SUPPLIED INFORMATION:
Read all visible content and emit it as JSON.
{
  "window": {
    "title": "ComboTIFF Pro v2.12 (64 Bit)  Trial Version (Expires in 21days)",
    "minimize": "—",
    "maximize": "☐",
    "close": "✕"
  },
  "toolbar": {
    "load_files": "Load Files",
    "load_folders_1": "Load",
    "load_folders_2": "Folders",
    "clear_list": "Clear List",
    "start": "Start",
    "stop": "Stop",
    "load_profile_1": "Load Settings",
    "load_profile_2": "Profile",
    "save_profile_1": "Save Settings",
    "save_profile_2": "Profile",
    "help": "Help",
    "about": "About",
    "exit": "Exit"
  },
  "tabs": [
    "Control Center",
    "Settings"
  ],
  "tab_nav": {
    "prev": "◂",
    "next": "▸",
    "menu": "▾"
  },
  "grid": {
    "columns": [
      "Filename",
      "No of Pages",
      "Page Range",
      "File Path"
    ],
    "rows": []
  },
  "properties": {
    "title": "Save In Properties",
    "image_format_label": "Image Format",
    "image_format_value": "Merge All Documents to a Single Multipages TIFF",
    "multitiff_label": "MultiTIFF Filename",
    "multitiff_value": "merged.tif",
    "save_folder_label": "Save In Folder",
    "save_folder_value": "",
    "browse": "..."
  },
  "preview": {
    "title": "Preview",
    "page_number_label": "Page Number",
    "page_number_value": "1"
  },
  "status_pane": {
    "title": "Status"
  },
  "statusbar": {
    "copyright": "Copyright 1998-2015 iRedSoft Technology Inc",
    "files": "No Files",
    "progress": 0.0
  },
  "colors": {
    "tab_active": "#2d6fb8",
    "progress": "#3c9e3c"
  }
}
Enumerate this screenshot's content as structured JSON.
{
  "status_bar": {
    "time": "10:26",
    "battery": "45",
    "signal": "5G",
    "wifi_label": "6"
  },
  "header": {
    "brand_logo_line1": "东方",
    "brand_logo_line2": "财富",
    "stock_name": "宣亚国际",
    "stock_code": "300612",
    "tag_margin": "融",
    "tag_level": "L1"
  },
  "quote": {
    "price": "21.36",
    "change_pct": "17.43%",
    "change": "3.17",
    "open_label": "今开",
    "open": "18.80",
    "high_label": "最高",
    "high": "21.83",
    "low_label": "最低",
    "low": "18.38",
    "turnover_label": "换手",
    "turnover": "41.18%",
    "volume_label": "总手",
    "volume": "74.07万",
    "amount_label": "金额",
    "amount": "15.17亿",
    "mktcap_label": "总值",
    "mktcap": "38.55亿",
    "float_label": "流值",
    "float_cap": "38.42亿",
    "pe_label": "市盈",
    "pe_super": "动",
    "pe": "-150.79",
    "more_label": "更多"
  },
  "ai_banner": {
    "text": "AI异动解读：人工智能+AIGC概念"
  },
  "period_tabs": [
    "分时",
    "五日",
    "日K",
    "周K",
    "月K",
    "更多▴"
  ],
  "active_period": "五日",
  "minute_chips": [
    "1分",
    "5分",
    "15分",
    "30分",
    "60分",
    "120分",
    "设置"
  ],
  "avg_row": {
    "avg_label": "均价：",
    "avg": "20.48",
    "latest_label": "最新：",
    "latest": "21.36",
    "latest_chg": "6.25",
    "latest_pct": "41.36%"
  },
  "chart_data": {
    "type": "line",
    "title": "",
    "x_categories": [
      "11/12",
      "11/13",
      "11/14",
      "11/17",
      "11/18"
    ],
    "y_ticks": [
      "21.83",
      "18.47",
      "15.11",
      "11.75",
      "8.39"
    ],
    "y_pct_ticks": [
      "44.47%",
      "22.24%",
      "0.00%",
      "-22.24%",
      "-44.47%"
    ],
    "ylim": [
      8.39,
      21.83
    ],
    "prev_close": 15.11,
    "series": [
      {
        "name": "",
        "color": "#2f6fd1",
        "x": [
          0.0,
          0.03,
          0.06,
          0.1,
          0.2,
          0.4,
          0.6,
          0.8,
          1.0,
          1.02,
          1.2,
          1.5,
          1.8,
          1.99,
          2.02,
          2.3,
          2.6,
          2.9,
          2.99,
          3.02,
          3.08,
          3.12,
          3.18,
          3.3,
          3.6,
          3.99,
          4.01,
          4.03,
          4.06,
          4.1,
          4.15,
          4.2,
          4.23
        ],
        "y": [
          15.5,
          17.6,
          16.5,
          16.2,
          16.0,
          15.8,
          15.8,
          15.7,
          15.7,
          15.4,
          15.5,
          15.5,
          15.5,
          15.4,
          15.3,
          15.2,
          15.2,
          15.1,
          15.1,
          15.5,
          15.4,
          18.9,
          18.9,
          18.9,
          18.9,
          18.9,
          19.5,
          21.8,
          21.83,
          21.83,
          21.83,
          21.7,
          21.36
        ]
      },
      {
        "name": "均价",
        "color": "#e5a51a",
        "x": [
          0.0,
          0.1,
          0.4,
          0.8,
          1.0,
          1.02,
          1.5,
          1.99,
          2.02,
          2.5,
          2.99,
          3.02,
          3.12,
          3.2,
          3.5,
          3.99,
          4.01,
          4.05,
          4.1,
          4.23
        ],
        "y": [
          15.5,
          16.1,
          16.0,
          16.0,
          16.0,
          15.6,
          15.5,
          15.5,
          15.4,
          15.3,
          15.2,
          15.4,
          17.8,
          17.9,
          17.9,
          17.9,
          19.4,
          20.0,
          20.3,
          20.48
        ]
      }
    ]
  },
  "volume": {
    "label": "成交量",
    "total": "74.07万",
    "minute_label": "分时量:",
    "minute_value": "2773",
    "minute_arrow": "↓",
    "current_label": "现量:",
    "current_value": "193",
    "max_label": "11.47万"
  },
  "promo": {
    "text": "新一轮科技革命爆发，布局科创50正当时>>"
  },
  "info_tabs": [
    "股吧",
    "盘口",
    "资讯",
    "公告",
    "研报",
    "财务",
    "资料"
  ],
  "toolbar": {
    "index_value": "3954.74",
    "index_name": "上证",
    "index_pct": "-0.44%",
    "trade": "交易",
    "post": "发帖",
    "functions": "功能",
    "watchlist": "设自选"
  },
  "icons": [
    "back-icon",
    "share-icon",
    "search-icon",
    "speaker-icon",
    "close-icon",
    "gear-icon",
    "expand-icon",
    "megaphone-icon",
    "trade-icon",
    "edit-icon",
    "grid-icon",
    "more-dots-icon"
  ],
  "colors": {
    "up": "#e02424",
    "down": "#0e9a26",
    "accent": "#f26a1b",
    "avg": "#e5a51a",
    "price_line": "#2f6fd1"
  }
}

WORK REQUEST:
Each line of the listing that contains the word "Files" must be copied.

YOUR SOLUTION:
    "load_files": "Load Files",
    "files": "No Files",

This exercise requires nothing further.